1.4 0.623 0.914 0.681619 0.691454 1.422319475

1.5 0.609 0.913 0.667032 0.678174 1.642935378

1.7 0.59 0.893 0.660694 0.674286 2.015677492

2 0.571 0.879 0.649602 0.659353 1.478953356

2.5 0.545 0.871 0.625718 0.635939 1.607347876

3 0.533 0.861 0.619048 0.628538 1.509872242

3.5 0.514 0.848 0.606132 0.612634 1.061320755

4 0.501 0.847 0.591499 0.602163 1.770956316

5 0.499 0.845 0.590533 0.602657 2.01183432

7 0.481 0.85 0.565882 0.577431 2

8 0.468 0.855 0.547368 0.557143 1.754385965

10 0.466 0.864 0.539352 0.546948 1.388888889

15 0.359 0.882 0.407029 0.409817 0.680272109

Table2: Comparison between calculated (present work), and simulated (GEANT computer code) intrinsic efficiency of bore hole cylindrical detector for a disk source gamma radiation source.
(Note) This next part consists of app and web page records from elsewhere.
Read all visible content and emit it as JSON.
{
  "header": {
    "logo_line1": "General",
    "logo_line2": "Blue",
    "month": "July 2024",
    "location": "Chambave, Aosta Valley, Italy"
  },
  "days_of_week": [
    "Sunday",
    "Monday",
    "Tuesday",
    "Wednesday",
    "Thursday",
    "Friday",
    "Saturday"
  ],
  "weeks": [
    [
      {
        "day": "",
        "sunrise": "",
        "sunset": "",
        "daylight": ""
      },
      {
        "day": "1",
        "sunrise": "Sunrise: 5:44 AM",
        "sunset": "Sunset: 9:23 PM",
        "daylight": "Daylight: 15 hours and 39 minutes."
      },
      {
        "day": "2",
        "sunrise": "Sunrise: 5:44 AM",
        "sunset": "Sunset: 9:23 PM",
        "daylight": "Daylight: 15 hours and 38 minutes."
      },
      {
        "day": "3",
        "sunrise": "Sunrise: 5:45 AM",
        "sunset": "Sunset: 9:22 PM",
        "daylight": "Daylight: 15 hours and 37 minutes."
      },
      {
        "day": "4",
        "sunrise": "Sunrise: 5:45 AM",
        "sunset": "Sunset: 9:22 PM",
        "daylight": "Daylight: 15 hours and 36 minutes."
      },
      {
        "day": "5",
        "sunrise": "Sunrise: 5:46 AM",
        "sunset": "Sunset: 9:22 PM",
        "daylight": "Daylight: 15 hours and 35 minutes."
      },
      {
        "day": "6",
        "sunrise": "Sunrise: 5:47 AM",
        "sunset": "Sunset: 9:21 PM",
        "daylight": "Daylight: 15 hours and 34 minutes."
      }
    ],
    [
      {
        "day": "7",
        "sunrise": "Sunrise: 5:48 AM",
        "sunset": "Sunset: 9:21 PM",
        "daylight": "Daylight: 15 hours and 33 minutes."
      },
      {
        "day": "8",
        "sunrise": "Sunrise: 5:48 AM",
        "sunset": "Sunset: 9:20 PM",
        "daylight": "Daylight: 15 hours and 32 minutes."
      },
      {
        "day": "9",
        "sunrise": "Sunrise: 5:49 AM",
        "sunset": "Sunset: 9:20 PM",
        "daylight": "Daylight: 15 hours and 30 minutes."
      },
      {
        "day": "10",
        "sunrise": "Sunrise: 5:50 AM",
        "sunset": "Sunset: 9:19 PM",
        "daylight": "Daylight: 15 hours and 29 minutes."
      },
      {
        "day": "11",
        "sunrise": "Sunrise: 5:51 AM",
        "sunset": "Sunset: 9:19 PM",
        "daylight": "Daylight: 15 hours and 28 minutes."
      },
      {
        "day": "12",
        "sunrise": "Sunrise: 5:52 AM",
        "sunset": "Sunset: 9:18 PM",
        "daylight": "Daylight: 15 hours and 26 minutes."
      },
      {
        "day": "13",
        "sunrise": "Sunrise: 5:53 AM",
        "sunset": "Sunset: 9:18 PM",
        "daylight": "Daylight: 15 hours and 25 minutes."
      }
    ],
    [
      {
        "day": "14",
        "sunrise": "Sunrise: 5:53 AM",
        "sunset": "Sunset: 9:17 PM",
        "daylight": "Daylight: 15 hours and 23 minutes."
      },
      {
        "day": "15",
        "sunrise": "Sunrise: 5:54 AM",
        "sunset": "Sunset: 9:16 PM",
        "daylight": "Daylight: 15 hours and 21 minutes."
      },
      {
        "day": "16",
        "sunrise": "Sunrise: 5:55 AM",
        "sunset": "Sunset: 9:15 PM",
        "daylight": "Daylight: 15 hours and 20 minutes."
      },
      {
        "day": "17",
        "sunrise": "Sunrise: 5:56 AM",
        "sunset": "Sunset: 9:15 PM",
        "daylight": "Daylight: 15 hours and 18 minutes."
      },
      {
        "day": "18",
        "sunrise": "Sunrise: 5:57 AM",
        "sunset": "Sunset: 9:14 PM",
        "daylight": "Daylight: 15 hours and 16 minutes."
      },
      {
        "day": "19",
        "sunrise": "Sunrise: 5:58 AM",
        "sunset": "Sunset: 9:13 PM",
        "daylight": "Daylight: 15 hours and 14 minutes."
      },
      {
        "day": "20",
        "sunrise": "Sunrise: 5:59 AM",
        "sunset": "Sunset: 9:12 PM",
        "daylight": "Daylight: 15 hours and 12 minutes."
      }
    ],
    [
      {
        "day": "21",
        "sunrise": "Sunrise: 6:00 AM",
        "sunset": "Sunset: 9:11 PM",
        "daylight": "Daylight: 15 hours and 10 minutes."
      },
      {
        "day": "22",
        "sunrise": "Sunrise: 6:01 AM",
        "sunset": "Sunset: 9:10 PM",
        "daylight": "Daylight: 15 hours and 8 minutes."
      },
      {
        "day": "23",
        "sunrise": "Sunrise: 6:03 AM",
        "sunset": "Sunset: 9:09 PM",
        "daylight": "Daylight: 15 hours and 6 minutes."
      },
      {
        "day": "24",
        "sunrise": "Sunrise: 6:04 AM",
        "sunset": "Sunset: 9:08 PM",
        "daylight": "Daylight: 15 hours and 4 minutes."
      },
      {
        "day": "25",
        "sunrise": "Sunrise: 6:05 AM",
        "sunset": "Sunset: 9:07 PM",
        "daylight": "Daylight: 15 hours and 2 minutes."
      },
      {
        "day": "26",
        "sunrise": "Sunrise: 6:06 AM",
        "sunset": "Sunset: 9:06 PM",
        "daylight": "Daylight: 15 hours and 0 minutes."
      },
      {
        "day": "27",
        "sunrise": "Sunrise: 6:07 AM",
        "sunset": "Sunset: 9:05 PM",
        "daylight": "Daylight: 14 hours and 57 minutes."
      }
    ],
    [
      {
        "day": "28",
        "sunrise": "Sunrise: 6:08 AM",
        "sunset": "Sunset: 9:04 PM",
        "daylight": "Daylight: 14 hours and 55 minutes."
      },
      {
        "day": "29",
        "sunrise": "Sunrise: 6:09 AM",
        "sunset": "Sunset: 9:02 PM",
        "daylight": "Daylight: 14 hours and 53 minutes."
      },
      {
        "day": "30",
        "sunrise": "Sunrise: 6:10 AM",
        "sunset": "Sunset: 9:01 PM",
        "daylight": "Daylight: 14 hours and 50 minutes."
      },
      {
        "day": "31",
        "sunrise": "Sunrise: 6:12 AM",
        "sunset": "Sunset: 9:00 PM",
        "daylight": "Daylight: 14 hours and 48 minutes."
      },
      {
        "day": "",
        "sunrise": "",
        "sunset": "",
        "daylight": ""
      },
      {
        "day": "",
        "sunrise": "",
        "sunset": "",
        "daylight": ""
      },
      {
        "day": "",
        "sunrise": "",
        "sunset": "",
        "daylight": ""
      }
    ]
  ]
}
The source is placed at the center of the detector (h=0).

The disk source is at the center of the bore hole scintillator detector h=0

E (MeV) sg [M.C] [1] 8i, present work a2

0.2 0.943737 0.95966 1.659292

0.3 1.007431 1.002123 -0.52966

0.5 1.027601 1.008493 -1.89474

0.7 1.02017 1.018047 -0.20855

1 0.998938 0.995754 -0.31983

1.2 0.989384 0.981953 -0.75676

1.3 0.942 0.981953 0.972399 -0.98253

1.4 0.970276 0.956476 -1.44284

1.5 0.969214 0.953291 -1.67038

1.7 0.947983 0.928875 -2.05714

2 0.933121 0.919321 -1.50115

2.5 0.924628 0.909766 -1.63361

3 0.914013 0.900212 -1.53302

3.5 0.900212 0.890658 -1.07271

4 0.899151 0.883227 -1.80288

5 0.897028 0.878981 -2.05314

7 0.902335 0.884289 -2.04082

8 0.907643 0.89172 -1.78571

10 0.917197 0.904459 -1.40845

15 0.936306 0.929936 -0.68493